The Costa-Hawkins Rental Housing Act in California was enacted in 1995 to limit municipal rent control ordinances. It was passed into law to allow the state to manage how cities – including Los Angeles, San Francisco, San Jose, and Santa Monica – regulated their individual rental markets.
The Act came about because back in 1995, five California cities had not only rent control – which allowed a landlord to increase rent only after a tenant had moved out, but also vacancy control – which prohibited a landlord from raising the rent even after a tenant moved out.
Supporters of a state ballot initiative to repeal Costa-Hawkins have gathered enough signatures for the measure to appear on the November 2018 ballot. Repealing the Act would remove the limits on rent control policies that cities are able to impose on their housing rental markets.
What Specifically Does Costa-Hawkins Currently Do?
Opponents of the Costa-Hawkins Act believe the current law is too property-owner-and-developer-friendly, and that the Act is one of the main causes for the lack of affordable housing in the state.
The Costa-Hawkins Rental Housing Act has three main provisions:
- Allows a landlord to raise rents to market after a tenant has moved out
- Prevents cities from capping rents (establishing rent controls) on units built after February 1995
- Exempts single-family homes and condos from rent control restrictions
Those who favor the Act’s repeal believe cities will gain critical tools to help solve the affordable housing crisis. Parties who like the law as it is, think that repeal could actually make matters worse.
What Happens If Costa-Hawkins Is Repealed?
Any law that attempts to regulate the real estate markets has an impact on renters, developers, and property owners.
According to the Alliance of Californians for Community Empowerment (a group in favor of the repeal), people believe that current rents across the entire state are rising too high and too fast.

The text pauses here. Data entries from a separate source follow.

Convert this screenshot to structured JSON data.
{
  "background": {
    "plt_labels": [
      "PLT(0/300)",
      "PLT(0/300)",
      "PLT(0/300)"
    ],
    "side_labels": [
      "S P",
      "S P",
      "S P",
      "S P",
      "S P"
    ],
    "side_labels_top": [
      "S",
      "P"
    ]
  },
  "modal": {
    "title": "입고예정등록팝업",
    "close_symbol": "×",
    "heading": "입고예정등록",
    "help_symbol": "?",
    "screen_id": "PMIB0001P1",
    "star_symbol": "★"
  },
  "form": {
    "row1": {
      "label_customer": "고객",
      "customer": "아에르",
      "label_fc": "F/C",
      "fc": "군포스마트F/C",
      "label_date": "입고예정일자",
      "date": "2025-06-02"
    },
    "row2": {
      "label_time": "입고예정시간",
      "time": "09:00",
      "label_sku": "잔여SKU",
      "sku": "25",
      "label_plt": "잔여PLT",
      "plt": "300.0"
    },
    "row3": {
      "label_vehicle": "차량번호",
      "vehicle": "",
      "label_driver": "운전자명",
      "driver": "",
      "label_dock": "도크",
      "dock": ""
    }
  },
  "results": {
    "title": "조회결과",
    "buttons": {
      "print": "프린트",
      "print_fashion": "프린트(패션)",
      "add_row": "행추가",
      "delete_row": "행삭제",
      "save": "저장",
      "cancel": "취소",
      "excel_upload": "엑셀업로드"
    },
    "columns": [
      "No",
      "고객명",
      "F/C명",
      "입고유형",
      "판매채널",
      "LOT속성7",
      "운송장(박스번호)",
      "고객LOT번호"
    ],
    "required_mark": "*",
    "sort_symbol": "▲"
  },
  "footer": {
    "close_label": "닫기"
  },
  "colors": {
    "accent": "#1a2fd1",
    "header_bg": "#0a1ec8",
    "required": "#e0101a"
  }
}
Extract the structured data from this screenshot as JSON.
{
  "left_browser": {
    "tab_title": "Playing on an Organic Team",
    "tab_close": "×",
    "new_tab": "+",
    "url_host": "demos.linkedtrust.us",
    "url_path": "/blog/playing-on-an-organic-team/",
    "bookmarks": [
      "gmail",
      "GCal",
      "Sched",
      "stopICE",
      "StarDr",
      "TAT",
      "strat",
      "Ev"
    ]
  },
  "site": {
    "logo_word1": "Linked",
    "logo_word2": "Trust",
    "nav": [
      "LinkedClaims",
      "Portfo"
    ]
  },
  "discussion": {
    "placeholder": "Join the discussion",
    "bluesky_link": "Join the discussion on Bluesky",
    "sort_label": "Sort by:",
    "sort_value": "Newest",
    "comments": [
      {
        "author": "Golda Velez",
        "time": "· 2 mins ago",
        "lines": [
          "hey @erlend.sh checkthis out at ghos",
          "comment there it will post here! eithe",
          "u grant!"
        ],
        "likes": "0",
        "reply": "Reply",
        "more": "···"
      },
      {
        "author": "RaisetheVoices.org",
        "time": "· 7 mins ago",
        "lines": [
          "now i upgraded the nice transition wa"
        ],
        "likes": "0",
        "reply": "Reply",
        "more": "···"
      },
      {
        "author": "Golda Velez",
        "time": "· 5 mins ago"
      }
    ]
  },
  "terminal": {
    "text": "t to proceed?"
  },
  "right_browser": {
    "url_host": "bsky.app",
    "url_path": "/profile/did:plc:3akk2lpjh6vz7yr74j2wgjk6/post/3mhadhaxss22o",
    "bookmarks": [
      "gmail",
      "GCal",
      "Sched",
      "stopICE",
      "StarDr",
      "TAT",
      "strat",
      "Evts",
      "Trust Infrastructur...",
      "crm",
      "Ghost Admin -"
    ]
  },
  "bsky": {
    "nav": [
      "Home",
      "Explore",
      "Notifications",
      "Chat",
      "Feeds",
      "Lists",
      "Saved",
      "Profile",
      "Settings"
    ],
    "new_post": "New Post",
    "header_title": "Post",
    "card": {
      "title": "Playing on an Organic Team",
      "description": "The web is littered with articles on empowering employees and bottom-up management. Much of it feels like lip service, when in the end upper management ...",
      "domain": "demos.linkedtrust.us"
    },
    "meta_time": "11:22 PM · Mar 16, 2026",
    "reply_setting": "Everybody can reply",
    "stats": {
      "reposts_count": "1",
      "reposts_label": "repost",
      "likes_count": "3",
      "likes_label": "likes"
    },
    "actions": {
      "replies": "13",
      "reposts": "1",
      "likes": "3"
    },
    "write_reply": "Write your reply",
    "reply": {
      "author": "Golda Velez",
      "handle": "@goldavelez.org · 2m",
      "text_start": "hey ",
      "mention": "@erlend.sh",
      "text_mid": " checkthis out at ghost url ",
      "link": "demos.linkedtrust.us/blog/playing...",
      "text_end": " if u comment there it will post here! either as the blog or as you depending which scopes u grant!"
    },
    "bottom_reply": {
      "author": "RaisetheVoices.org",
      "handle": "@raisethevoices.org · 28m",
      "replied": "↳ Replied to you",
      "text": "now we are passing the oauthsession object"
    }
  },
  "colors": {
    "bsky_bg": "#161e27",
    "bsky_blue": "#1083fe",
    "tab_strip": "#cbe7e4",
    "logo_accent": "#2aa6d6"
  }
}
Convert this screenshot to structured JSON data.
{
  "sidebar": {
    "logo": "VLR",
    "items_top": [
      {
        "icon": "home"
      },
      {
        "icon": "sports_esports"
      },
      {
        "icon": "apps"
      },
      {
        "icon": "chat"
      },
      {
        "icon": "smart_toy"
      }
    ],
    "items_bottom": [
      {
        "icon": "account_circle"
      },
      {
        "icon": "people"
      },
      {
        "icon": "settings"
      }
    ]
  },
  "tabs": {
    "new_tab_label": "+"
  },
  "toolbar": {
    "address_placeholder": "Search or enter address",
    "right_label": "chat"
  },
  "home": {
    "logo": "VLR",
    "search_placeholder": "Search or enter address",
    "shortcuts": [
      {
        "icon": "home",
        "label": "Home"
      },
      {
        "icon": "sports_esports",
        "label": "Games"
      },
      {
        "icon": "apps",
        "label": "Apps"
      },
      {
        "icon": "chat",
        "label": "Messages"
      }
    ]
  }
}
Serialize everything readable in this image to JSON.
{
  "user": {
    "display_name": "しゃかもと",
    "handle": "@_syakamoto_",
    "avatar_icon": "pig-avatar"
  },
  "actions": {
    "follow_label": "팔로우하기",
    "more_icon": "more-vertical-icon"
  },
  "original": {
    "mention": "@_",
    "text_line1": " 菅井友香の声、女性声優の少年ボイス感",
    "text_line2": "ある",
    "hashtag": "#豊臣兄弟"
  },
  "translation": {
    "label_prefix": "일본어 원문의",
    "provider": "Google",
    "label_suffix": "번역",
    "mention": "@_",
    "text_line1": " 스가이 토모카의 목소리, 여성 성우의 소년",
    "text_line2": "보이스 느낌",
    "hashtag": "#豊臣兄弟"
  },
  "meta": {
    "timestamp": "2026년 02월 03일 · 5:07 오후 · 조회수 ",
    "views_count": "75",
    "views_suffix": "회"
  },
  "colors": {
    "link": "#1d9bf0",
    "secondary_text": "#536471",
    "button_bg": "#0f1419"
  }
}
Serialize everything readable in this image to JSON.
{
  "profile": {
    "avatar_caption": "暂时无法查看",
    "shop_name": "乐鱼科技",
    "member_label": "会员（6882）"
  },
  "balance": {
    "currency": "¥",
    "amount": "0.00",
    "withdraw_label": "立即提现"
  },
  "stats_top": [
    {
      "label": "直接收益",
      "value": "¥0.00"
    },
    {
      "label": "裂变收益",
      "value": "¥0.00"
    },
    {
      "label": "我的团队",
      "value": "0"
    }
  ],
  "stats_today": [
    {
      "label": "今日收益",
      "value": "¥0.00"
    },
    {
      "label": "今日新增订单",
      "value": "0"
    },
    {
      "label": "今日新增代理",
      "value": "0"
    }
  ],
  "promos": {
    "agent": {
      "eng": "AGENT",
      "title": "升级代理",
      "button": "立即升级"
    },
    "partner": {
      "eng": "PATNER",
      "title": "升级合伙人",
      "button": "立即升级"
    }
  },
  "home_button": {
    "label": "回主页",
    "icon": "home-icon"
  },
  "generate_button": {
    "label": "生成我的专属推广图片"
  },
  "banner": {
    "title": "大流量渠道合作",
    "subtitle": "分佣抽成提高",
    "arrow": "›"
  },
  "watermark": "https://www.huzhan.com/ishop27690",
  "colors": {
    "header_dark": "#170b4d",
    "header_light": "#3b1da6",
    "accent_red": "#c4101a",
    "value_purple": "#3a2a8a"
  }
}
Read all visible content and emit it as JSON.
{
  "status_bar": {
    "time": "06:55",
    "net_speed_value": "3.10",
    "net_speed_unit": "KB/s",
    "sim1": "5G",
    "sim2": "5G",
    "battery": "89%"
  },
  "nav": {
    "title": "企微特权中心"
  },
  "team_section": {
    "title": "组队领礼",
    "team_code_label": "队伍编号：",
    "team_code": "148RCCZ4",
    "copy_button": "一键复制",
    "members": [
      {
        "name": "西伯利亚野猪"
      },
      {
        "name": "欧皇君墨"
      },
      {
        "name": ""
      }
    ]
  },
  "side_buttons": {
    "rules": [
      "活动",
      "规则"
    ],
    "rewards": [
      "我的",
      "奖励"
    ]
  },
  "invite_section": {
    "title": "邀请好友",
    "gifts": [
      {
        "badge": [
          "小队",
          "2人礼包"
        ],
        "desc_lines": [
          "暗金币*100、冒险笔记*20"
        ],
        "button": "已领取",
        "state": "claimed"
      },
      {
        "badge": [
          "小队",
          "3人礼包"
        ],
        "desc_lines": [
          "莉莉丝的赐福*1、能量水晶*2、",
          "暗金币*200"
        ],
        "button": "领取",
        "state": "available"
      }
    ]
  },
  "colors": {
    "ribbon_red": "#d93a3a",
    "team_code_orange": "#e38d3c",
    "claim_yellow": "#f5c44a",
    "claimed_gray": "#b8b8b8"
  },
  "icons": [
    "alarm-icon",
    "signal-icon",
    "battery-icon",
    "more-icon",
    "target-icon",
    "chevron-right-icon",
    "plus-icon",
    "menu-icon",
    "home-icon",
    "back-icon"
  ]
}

The outright repeal of Costa-Hawkins would give local governments the freedom to put in place residential rental pricing regulations to regain control. Renters would gain some protection from skyrocketing rents while cities would be able to claim they are doing their part in making their local markets more affordable for renters.
Residential real estate developers would likely be discouraged from building new product if cities are able to enact new laws limiting rents.
Lack of new development would in turn exacerbate the housing shortage in California since rent controls effectively limit the profitability of new rental housing. Developers also make the argument that governments are making housing more expensive via restrictive zoning and land-use regulations.
Property owners benefit from their real estate investment in two ways: 1) The revenue stream or cash flow from the property, and 2) The price appreciation of the asset.
Rent control laws limiting rent increases put a ceiling on the gross rental cash flow a property generates. However, operating expenses such as maintenance and repair, property taxes, and insurance aren’t capped. The end result is that residential rental investments will generate reduced net cash flow.
But real estate prices could still continue to rise even when they’re throwing off less cash. If fewer rental projects are built, the existing ones will become more valuable due to the basic law of supply and demand – even if they generate lower net operating incomes.
Rising interest rates that make financing more expensive have historically driven real estate prices down and cap rates up. Is it possible that an increased amount of municipal rent control will have the unintended consequence of driving prices up and cap rates down?